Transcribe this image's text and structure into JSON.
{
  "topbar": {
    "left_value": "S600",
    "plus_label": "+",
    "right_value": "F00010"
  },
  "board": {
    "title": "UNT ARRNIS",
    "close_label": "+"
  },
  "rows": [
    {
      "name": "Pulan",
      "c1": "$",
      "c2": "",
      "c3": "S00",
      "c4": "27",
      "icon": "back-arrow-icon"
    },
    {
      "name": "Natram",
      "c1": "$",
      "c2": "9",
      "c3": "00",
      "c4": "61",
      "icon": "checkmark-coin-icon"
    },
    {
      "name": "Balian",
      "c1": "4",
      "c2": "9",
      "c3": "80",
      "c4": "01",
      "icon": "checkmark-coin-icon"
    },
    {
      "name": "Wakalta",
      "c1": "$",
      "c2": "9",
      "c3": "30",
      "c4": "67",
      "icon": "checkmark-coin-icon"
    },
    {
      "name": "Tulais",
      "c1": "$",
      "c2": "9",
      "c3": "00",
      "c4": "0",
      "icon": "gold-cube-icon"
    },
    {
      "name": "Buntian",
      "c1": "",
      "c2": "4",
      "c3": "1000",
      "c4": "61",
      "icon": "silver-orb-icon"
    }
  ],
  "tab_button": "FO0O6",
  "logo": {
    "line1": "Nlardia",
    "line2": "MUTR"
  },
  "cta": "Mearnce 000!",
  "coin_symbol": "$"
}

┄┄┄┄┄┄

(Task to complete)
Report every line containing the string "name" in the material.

(Result of this task)
      "name": "Pulan",
      "name": "Natram",
      "name": "Balian",
      "name": "Wakalta",
      "name": "Tulais",
      "name": "Buntian",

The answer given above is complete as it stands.